The Most Out Of Your Copy
Once you've decided that it's critical for your business to implement a direct mail campaign, it's important to determine what you want to say and how you want to say it. After all, direct mail involves creativity and clear, concise writing. If you're unsure about how to approach the job or doubting your writing skills, check out the following ten ways to get the most out of your copy:
1. Sell benefits, not features. Your reader doesn't care how many paint brushes you own. He only cares how your paintbrushes will perform for them. Tell them what you can provide from their point of view. For example, benefits such as: professional results, friendly painters, always on time and schedule.
2. Sell him, don't tell him. Your reader doesn't have time to pursue the family history of your company. Sure, you can tell the company's story – but you should phrase it in the form of a reader benefit. For example, don't say “we've been in business for fifty years.” Instead, say “our customers have been profiting from our superior performance since World War II.”
3. Be conversational. When writing the copy for your direct mail campaign, write it like you would say it. Customers will embrace your knack for conversation and will find it easier to contact you first for an estimate.
4. Get to the point. If you waste copy and your reader's time before telling him what you have to offer, you'll lose his attention for sure. It's best to get to the point at the very beginning of the direct mail piece – preferably in the first five lines.
5. Always include a postscript. Research shows that if you send a letter as part of your direct mail piece, it is typically the first thing the reader looks at (besides the package). Additionally, the majority of people will also read the postscript before they read anything else. So, always include a P.S. – restating your proposition just as you stated it in the beginning of the letter.
6. Write clearly and concisely. When writing your copy, be sure not to write a novel. Readers won't even finish the first three paragraphs of the letter you sent them, if they see that they still have three more pages to read. Use short, concise sentences and write in an active tone of voice. Not only does this allow your audience to read with ease – but it makes you sound more professional and more proactive.
7. Know your audience. Remember that the average reader reads at about an eighth grade level. It's important to keep this in mind when writing the copy for your direct mail piece. You don't want to overwhelm your reader, causing him to feel defeated.

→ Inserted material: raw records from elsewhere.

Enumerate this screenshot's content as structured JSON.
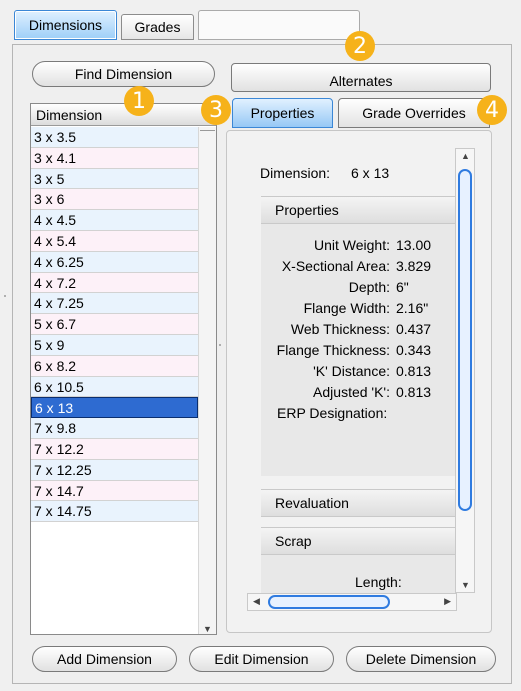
{
  "top_tabs": [
    {
      "label": "Dimensions",
      "active": true
    },
    {
      "label": "Grades",
      "active": false
    },
    {
      "label": "",
      "active": false
    }
  ],
  "left": {
    "find_button": "Find Dimension",
    "list_header": "Dimension",
    "items": [
      "3 x 3.5",
      "3 x 4.1",
      "3 x 5",
      "3 x 6",
      "4 x 4.5",
      "4 x 5.4",
      "4 x 6.25",
      "4 x 7.2",
      "4 x 7.25",
      "5 x 6.7",
      "5 x 9",
      "6 x 8.2",
      "6 x 10.5",
      "6 x 13",
      "7 x 9.8",
      "7 x 12.2",
      "7 x 12.25",
      "7 x 14.7",
      "7 x 14.75"
    ],
    "selected": "6 x 13"
  },
  "right": {
    "alternates_button": "Alternates",
    "tabs": [
      {
        "label": "Properties",
        "active": true
      },
      {
        "label": "Grade Overrides",
        "active": false
      }
    ],
    "dimension_label": "Dimension:",
    "dimension_value": "6 x 13",
    "properties_header": "Properties",
    "properties": [
      {
        "label": "Unit Weight:",
        "value": "13.00"
      },
      {
        "label": "X-Sectional Area:",
        "value": "3.829"
      },
      {
        "label": "Depth:",
        "value": "6\""
      },
      {
        "label": "Flange Width:",
        "value": "2.16\""
      },
      {
        "label": "Web Thickness:",
        "value": "0.437"
      },
      {
        "label": "Flange Thickness:",
        "value": "0.343"
      },
      {
        "label": "'K' Distance:",
        "value": "0.813"
      },
      {
        "label": "Adjusted 'K':",
        "value": "0.813"
      },
      {
        "label": "ERP Designation:",
        "value": ""
      }
    ],
    "revaluation_header": "Revaluation",
    "scrap_header": "Scrap",
    "scrap_length_label": "Length:"
  },
  "bottom_buttons": {
    "add": "Add Dimension",
    "edit": "Edit Dimension",
    "delete": "Delete Dimension"
  },
  "badges": [
    "1",
    "2",
    "3",
    "4"
  ],
  "colors": {
    "accent": "#f6b21a",
    "selection": "#2e6bd1",
    "active_tab": "#96c8f5",
    "scroll_thumb": "#2f7be0"
  }
}
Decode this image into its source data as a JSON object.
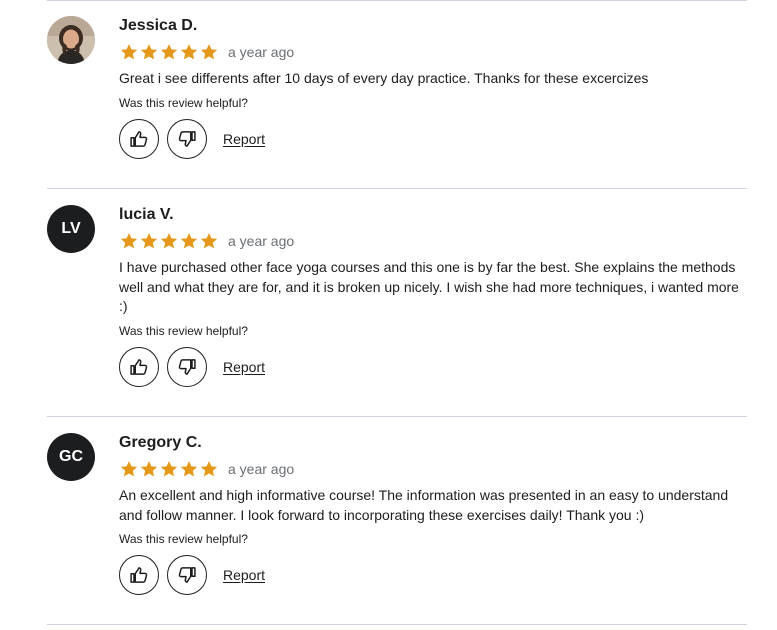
{
  "reviews": [
    {
      "name": "Jessica D.",
      "avatar": {
        "type": "photo",
        "initials": ""
      },
      "rating": 5,
      "date": "a year ago",
      "text": "Great i see differents after 10 days of every day practice. Thanks for these excercizes",
      "helpful_prompt": "Was this review helpful?",
      "report_label": "Report"
    },
    {
      "name": "lucia V.",
      "avatar": {
        "type": "initials",
        "initials": "LV"
      },
      "rating": 5,
      "date": "a year ago",
      "text": "I have purchased other face yoga courses and this one is by far the best. She explains the methods well and what they are for, and it is broken up nicely. I wish she had more techniques, i wanted more :)",
      "helpful_prompt": "Was this review helpful?",
      "report_label": "Report"
    },
    {
      "name": "Gregory C.",
      "avatar": {
        "type": "initials",
        "initials": "GC"
      },
      "rating": 5,
      "date": "a year ago",
      "text": "An excellent and high informative course! The information was presented in an easy to understand and follow manner. I look forward to incorporating these exercises daily! Thank you :)",
      "helpful_prompt": "Was this review helpful?",
      "report_label": "Report"
    }
  ],
  "icons": {
    "star": "star-icon",
    "thumbs_up": "thumbs-up-icon",
    "thumbs_down": "thumbs-down-icon"
  },
  "colors": {
    "star": "#e59819",
    "divider": "#d1d2e0",
    "avatar_bg": "#1c1d1f",
    "muted_text": "#6a6f73"
  }
}
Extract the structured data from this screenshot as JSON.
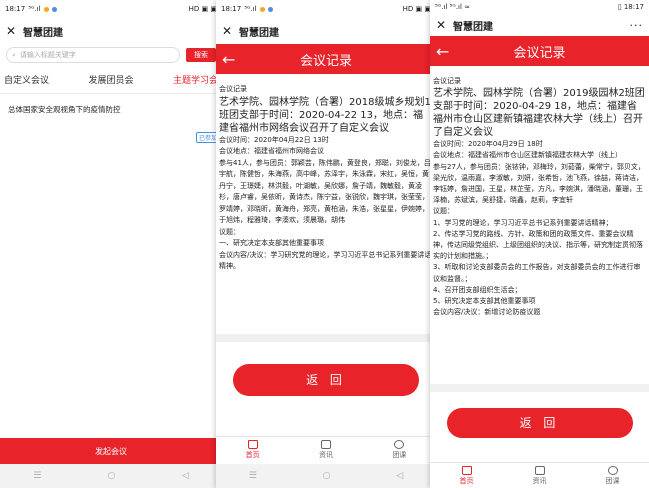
{
  "screen1": {
    "status_time": "18:17",
    "status_signal": "⁵ᴳ.ıl",
    "status_right": "HD ▣ ▣",
    "app_title": "智慧团建",
    "search_placeholder": "请输入标题关键字",
    "search_button": "搜索",
    "tabs": [
      "自定义会议",
      "发展团员会",
      "主题学习会"
    ],
    "list_item": "总体国家安全观视角下的疫情防控",
    "badge": "已参加",
    "launch_button": "发起会议",
    "nav": [
      "☰",
      "○",
      "◁"
    ]
  },
  "screen2": {
    "status_time": "18:17",
    "status_signal": "⁵ᴳ.ıl",
    "status_right": "HD ▣ ▣",
    "app_title": "智慧团建",
    "header_title": "会议记录",
    "section_label": "会议记录",
    "headline": "艺术学院、园林学院（合署）2018级城乡规划1班团支部于时间：2020-04-22 13，地点：福建省福州市网络会议召开了自定义会议",
    "meeting_time": "会议时间：2020年04月22日 13时",
    "meeting_place": "会议地点：福建省福州市网络会议",
    "attendees": "参与41人，参与团员：郭颖芸，陈伟鹏，黄登良，郑聪，刘俊龙，吕宇航，陈健哲，朱海燕，高中峰，苏泽宇，朱泳霖，宋红，吴恒，黄丹宁，王璟婕，林洪毅，叶湖敏，吴欣娜，詹子靖，魏敏毅，黄凌杉，唐卢睿，吴依昕，黄诗杰，陈宁益，张锐欣，魏宇琪，张莹莹，罗靖婷，邓晓昕，黄海舟，郑亮，黄柏涵，朱浩，张星星，伊婉婷，于旭炜，程雅琦，李湊欢，须晨璐，胡伟",
    "topics_label": "议题：",
    "topic1": "一、研究决定本支部其他重要事项",
    "content": "会议内容/决议：学习研究党的理论，学习习近平总书记系列重要讲话精神。",
    "return_button": "返 回",
    "tab_labels": [
      "首页",
      "资讯",
      "团课"
    ],
    "nav": [
      "☰",
      "○",
      "◁"
    ]
  },
  "screen3": {
    "status_left": "⁵ᴳ.ıl ⁵ᴳ.ıl ≈",
    "status_right": "▯ 18:17",
    "app_title": "智慧团建",
    "header_title": "会议记录",
    "section_label": "会议记录",
    "headline": "艺术学院、园林学院（合署）2019级园林2班团支部于时间：2020-04-29 18，地点：福建省福州市仓山区建新镇福建农林大学（线上）召开了自定义会议",
    "meeting_time": "会议时间：2020年04月29日 18时",
    "meeting_place": "会议地点：福建省福州市仓山区建新镇福建农林大学（线上）",
    "attendees": "参与27人，参与团员：张铱钟，邓梅玲，刘茹蕾，柴常宁，郭贝文，梁光欣，温雨嘉，李淑敏，刘妍，张希哲，池飞燕，徐喆，蒋诗洁，李钰婷，詹进国，王星，林芷莹，方凡，李婉淇，潘晓涵，董珊，王泽楠，苏斌滨，吴舒捷，晓鑫，赵莉，李宜轩",
    "topics_label": "议题：",
    "topics": [
      "1、学习党的理论，学习习近平总书记系列重要讲话精神；",
      "2、传达学习党的路线、方针、政策和团的政策文件、重要会议精神，传达同级党组织、上级团组织的决议、指示等，研究制定贯彻落实的计划和措施。；",
      "3、听取和讨论支部委员会的工作报告，对支部委员会的工作进行审议和监督。；",
      "4、召开团支部组织生活会；",
      "5、研究决定本支部其他重要事项"
    ],
    "content": "会议内容/决议：新增讨论防疫议题",
    "return_button": "返 回",
    "tab_labels": [
      "首页",
      "资讯",
      "团课"
    ],
    "nav": [
      "☰",
      "○",
      "◁"
    ]
  },
  "colors": {
    "accent": "#e8232a",
    "link": "#4a90e2"
  }
}
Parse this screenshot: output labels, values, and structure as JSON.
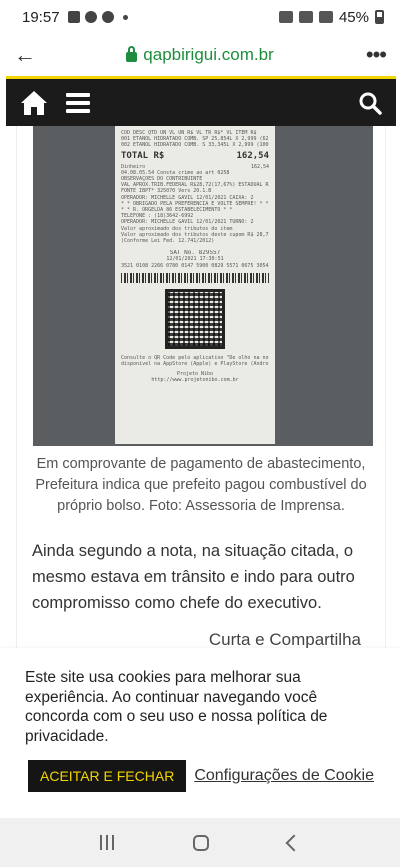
{
  "status_bar": {
    "time": "19:57",
    "battery": "45%"
  },
  "browser": {
    "domain": "qapbirigui.com.br"
  },
  "receipt": {
    "lines_top": [
      "COD  DESC  QTD  UN  VL UN R$   VL TR R$*   VL ITEM R$",
      "001 ETANOL HIDRATADO COMB.  SP  25,854L X 2,999 (62,54) 62,54",
      "002 ETANOL HIDRATADO COMB.  S 33,345L X 2,999 (100,00) 100,00"
    ],
    "total_label": "TOTAL R$",
    "total_value": "162,54",
    "payment_method": "Dinheiro",
    "payment_value": "162,54",
    "lines_mid": [
      "04.08.05.54 Consta crime ao art 0258",
      "OBSERVAÇÕES DO CONTRIBUINTE",
      "VAL APROX.TRIB.FEDERAL R$28,72(17,67%) ESTADUAL R$29,26(18,00%)",
      "FONTE IBPT* 325070 Vers 20.1.B",
      "OPERADOR: MICHELLE GAVIL 12/01/2021 CAIXA: 2",
      "* * OBRIGADO PELA PREFERENCIA E VOLTE SEMPRE! * *",
      "* * R. ORGELDA 86 ESTABELECIMENTO * *",
      "TELEFONE : (18)3642-6992",
      "OPERADOR: MICHELLE GAVIL 12/01/2021 TURNO: 2",
      "Valor aproximado dos tributos do item",
      "Valor aproximado dos tributos deste cupom R$   28,72",
      "(Conforme Lei Fed. 12.741/2012)"
    ],
    "sat_number": "SAT No. 829557",
    "sat_datetime": "12/01/2021 17:30:51",
    "sat_key": "3521 0108 2266 0780 0147 5900 0829 5571 0675 3054 7325",
    "lines_bottom": [
      "Consulte o QR Code pelo aplicativo \"De olho na nota\",",
      "disponível na AppStore (Apple) e PlayStore (Android)",
      "Projeto Nibo",
      "http://www.projetonibo.com.br"
    ]
  },
  "article": {
    "caption": "Em comprovante de pagamento de abastecimento, Prefeitura indica que prefeito pagou combustível do próprio bolso. Foto: Assessoria de Imprensa.",
    "paragraph": "Ainda segundo a nota, na situação citada, o mesmo estava em trânsito e indo para outro compromisso como chefe do executivo.",
    "share_heading": "Curta e Compartilha"
  },
  "cookie_banner": {
    "text": "Este site usa cookies para melhorar sua experiência. Ao continuar navegando você concorda com o seu uso e nossa política de privacidade.",
    "accept_label": "ACEITAR E FECHAR",
    "settings_label": "Configurações de Cookie"
  },
  "colors": {
    "header_bg": "#1b1b1b",
    "accent_yellow": "#f2d500",
    "url_green": "#1e8e3e"
  },
  "icons": {
    "header_left": "home-icon",
    "header_menu": "hamburger-icon",
    "header_right": "search-icon",
    "browser_back": "arrow-left-icon",
    "browser_menu": "more-vert-icon",
    "url_secure": "lock-icon"
  }
}
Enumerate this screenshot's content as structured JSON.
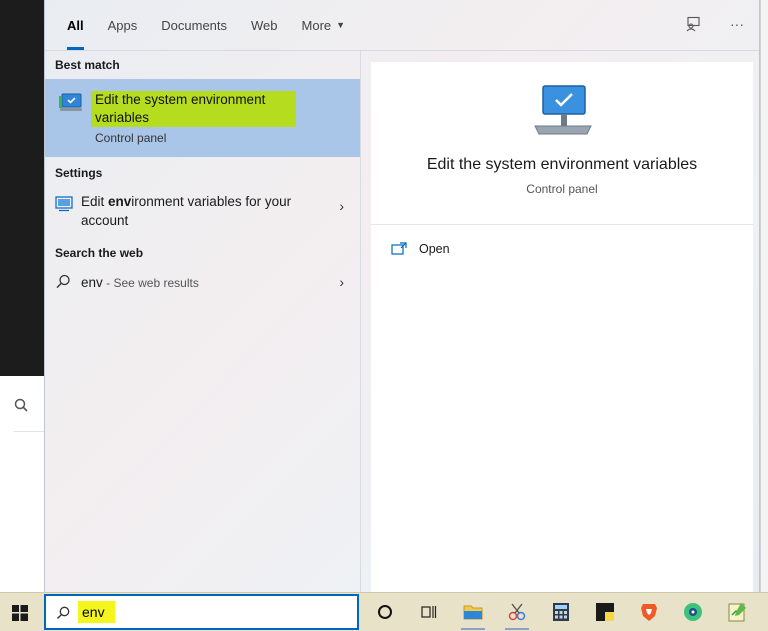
{
  "tabs": [
    {
      "label": "All",
      "active": true
    },
    {
      "label": "Apps",
      "active": false
    },
    {
      "label": "Documents",
      "active": false
    },
    {
      "label": "Web",
      "active": false
    },
    {
      "label": "More",
      "active": false
    }
  ],
  "top_icons": [
    "feedback-icon",
    "more-options-icon"
  ],
  "best_match": {
    "section_label": "Best match",
    "title": "Edit the system environment variables",
    "subtitle": "Control panel",
    "icon": "system-monitor-icon"
  },
  "settings": {
    "section_label": "Settings",
    "item": {
      "text_pre": "Edit ",
      "text_bold": "env",
      "text_post": "ironment variables for your account",
      "icon": "settings-monitor-icon"
    }
  },
  "web": {
    "section_label": "Search the web",
    "query": "env",
    "suffix": " - See web results",
    "icon": "search-icon"
  },
  "detail": {
    "title": "Edit the system environment variables",
    "subtitle": "Control panel",
    "actions": [
      {
        "label": "Open",
        "icon": "open-icon"
      }
    ]
  },
  "taskbar": {
    "search_value": "env",
    "apps": [
      "cortana-icon",
      "task-view-icon",
      "file-explorer-icon",
      "snipping-tool-icon",
      "calculator-icon",
      "sticky-notes-icon",
      "brave-browser-icon",
      "app-icon",
      "notepad-icon"
    ]
  },
  "colors": {
    "accent": "#0067c0",
    "selection": "#a9c6e8",
    "highlight": "#b6dc1f",
    "taskbar": "#e8e2c9"
  }
}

8. Use words that are “active” rather than “passive.” Increase response simply by using action-oriented copy. Rather than saying “I have done several jobs in the past and customers have been happy,” say, “The jobs I complete are beyond satisfactory and customers agree”!
9. Always follow AIDA. When writing your copy, remember the acronym AIDA – attract Attention, stimulate Interest, create Desire and create Action. Keeping these simple tasks in mind when writing your next direct mail piece will certainly add to your success.
10. Don't assume your copy is ever finished. A great author once said, “There is no such thing as writing. There is only rewriting.” After you type your project and edit your project, edit it again. And then allow your friends and family to edit the copy for mistakes that you weren't able to catch. Take a break even, and come back to your project to look at it again. Make the necessary changes and allow your friends to review it once more. Never go with your first draft – otherwise, it could end up being the last draft you ever write.
This article provided courtesy of THE FLOOD
COMPANY, serving the painting
industry for over 150 years.
They are manufacturers of high quality wood finishing products, preservatives, paint additives and more!
For more information on their products and informative articles, visit their website at https://www.flood.com.